The interviees are very candid and frank in interview particularly when the climber  has to admit that he cut the rope and was subsequently blackballed from the climbing clubfor this . His friend Simpson says that he would have done the same thing . Not only are they still friends but also still climb together. One

One criticism would be that they are not shown with their names at the beginning ad it was hard to follow who was who as they looked quite similar in build, hair colour etc.


It is a drama documentary . Production wise one website describes it as being like a Discovery Channel documentary with higher production values  .It was very well received  . Most people who saw it had no knowledge of mountaineering like the Guardian critic /Philip French and were riveted . It was rightly the winner of several awards.










The Maysles brothers spent six weeks filming Edith Bouvier Beale and her daughter Edie American aristocrats fallen on hard times in a rambling mansion Grey Gardens. As Edie declares herself ‘’staunch’’woman and both are . They aere intelligent opinionated if a little eccentric and are great documentary subjects as they say what they want and don’t care much what anyone thinks as they have done throughtout their life.It soes however make you a little uncomfortable the the women are bing exploited . One critic said the film ‘’is an aimless act of ruptured privacy and an exploitation’’Walter Goodman of the New York Times said ‘’The sagging flesh , the ludicrous poses , the prized and private collections strewn about the anong thetimns of catfood – everything is grist for that merciless camera.The sadness for the mother and daughter turns into disgust at the brothers ‘’

The brothers denied this as did Edie who wrote back to the New York Times  an excerpt of which:

‘’You talk about my sagging thighs. Let me see yours at 60. Im  a marvellous specimen and so is my mother. And we live on practically nothing. We love each other and is that love so hard to take? So we don’t live conventionally ; so what? Everybody sends mothers away. Not me Mr Goodman.’’…The Maysles are film pioneers and because of that they will be criticised . But to my mother and I, ‘’Grey Gardens’’is a breakthrough into the very beautiful and precious thing called life. Were proud of it and couldn’yt be more pleased. It’s us ! And , Mr Goodman we’re hardly (as you wrote) ‘’a circus sideshow’’

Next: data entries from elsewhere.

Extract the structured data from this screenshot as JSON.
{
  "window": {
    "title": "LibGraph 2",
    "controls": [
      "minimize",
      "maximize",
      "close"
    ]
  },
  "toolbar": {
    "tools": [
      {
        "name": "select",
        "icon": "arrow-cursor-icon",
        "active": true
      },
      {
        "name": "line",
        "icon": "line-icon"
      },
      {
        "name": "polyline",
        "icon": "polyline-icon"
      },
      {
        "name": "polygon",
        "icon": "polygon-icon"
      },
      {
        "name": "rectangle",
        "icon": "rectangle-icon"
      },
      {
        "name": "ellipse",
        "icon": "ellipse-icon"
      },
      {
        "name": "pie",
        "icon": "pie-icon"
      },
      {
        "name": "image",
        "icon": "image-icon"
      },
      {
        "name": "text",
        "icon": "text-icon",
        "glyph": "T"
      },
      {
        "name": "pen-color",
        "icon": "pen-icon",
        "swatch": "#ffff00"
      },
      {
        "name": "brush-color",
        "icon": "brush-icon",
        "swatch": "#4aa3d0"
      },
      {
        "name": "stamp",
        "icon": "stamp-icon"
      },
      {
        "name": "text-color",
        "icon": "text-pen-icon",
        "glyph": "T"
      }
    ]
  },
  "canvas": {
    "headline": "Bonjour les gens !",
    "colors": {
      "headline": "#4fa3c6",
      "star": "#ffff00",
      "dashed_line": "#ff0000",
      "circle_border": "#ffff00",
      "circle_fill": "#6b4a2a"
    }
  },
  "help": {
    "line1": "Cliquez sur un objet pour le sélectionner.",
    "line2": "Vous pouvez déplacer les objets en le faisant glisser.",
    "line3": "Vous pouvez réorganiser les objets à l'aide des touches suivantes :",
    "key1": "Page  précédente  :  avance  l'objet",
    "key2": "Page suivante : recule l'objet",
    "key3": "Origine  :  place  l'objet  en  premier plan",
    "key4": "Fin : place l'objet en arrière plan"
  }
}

It is an example of direct cinema which is similar to cinema verite but approaching from a different angle  but both with a goal that is nothing less than reality itself. These days we are used to being assailed by reality T. V but in those days it was not often seen and met with a mixed reception as you can see from the reviews.

The brothers take part as active participants in the film interacting with their subjects during filming. They use juxtaposition a lot , which in direct cinema the camera operator is not supposed to manufacture meaning or generate pathos but the brothers have used manipulated juxtaposition such as when the unflappable positivity of Norman Vincent Peale issues from the radio as the two ladies listen in squalor or a portrait of Edith as a beautiful young woman on the floor beside the cat litter.


Ethically Arthur Maysles was asked in the interview on the DVD said he could not remember if the ladies had signed the release forms before or after seeing the film but one would suspect before. They did get behind it they do not appear to be two who would loose too much sleep over what people thought .



The film was successful .A play followed and a Holywood film was madein 1996 with Drew Barrymore playing Edie .

As one critic said: this film achieves what cinema verite aims for but seldom achieves : a sense that the material is telling itself.



Interview with Arthur Maysles 2006 on Grey gardens DVD  and accompanying booklet